I saw a few snowflakes fluttering in the air yesterday evening, but you may live in an area of Western New York that got some snow accumulation.
And all of us gardeners have experienced cold temperatures. A lot of us were caught off guard by overnight lows in the teens and brisk daytime temperatures. Just last week we could putter in the garden without a jacket!
While we may see some milder temperatures this week, winter is on its way.
Here is a last-minute checklist to make sure your garden is prepared for winter:
Bring in your hose. When water in your hose freezes and expands, your hose can crack. Drain your hose and take it into the garage or basement.
Disconnect your rain barrels. Freezing water can crack your rain barrels, too.
Bring in your ceramic pots and delicate ornaments. Even large plastic pots can split if the plastic isn’t elastic enough.
The same can happen to plastic wall-hanging fountains, so bring those in. We had one that cracked, so I planted it up with succulents and I leave it outside all year long now. The crack provides drainage. We have a newer hanging fountain that actually holds water, and that one gets drained and stored for the winter.
Bring in your lawn furniture. I’ve been putting off this task because we’ve had such wonderfully mild autumn weather. As much as I hate to admit it, we probably won’t be eating dinner or even lunch at the picnic table anymore this year.
Rake the leaves off of your lawn. A few leaves are fine for your lawn, but large piles of leaves could kill the grass. Rake them up before they’re covered in snow (or as soon as you can after the snow melts.) Those leaves have many uses, so whatever you do, don’t rake them to the curb!
Mulch your perennials to protect them for winter. Now is the time to mulch around your perennials to protect them against bitter winter temperatures and fluctuations in temperature. Leaves are great for this purpose.
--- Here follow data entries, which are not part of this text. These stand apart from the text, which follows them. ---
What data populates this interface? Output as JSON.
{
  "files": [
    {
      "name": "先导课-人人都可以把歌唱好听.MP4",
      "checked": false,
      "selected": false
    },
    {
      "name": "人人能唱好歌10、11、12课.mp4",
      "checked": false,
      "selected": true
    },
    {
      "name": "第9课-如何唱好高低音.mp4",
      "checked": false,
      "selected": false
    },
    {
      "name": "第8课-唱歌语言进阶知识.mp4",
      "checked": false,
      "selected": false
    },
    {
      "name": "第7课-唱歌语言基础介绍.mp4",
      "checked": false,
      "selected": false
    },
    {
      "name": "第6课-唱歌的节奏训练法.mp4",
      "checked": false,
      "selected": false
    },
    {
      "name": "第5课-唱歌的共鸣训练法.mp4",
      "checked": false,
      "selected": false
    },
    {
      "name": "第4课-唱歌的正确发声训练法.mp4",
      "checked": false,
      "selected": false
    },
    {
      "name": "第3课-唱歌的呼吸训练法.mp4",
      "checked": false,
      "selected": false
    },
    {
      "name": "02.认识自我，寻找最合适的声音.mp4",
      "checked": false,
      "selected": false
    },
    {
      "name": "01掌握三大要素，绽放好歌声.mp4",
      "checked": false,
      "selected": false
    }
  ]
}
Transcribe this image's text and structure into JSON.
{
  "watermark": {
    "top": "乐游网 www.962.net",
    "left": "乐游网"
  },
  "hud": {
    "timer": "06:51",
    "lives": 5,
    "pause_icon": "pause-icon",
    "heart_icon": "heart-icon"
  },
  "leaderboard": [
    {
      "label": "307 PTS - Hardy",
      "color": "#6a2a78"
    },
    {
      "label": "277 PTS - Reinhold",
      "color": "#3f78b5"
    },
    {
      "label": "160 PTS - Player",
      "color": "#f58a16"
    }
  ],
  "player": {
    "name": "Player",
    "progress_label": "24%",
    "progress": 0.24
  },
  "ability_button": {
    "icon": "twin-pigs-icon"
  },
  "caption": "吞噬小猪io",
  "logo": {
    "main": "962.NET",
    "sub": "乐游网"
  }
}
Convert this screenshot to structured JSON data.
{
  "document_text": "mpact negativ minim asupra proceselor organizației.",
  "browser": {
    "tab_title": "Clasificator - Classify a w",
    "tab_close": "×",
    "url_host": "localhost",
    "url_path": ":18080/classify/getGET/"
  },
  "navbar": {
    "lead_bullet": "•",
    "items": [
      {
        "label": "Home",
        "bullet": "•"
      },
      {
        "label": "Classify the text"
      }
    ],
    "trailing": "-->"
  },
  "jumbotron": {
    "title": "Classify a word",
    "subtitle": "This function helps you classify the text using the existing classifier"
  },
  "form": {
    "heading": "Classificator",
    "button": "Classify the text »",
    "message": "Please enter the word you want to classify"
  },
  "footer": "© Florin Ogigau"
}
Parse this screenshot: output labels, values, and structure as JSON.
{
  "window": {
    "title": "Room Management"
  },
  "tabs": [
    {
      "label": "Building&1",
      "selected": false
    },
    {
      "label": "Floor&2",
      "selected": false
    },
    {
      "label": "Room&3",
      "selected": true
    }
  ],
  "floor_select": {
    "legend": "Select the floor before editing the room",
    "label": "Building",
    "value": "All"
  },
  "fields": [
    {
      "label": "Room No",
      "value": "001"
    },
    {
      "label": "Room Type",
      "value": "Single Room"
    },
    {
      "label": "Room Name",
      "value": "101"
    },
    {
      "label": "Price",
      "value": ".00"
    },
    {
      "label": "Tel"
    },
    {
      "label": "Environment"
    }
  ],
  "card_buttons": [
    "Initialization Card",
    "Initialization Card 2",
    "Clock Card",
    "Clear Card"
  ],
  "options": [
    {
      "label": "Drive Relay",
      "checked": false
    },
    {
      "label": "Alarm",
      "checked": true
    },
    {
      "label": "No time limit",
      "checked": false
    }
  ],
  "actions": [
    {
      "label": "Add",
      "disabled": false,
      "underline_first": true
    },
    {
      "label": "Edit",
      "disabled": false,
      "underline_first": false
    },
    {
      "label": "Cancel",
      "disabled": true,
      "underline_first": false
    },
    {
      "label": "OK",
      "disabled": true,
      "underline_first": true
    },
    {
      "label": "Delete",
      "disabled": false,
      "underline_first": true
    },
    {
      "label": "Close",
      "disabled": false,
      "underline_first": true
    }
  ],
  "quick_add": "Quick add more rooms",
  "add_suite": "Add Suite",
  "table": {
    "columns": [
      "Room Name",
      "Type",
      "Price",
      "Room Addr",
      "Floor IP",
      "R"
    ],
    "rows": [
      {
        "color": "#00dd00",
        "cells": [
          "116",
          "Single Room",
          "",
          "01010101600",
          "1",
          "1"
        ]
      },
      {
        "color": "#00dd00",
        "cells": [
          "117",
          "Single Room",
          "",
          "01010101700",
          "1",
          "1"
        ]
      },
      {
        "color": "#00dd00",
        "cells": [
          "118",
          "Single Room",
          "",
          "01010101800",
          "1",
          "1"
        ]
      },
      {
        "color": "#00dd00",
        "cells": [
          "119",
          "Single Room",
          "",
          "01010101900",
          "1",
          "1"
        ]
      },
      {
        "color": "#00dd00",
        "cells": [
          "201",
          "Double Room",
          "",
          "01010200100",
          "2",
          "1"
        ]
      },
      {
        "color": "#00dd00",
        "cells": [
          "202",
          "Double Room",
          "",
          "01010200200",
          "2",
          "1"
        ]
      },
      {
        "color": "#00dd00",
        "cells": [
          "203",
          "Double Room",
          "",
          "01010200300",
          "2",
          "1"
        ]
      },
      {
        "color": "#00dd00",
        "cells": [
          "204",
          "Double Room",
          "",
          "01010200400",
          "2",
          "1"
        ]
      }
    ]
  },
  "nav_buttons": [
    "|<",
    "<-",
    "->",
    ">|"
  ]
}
Plant a tree or shrub. You should already have your perennials in the ground, but you can plant a tree or shrub right up until the ground freezes. The root ball is big enough on a tree or shrub that it won’t heave out of the ground during the winter. The tree or shrub will be ready to go as soon as it breaks dormancy in spring. If you’ve already purchased a tree or shrub, it’s much better to get it in the ground than to try to store it in its pot.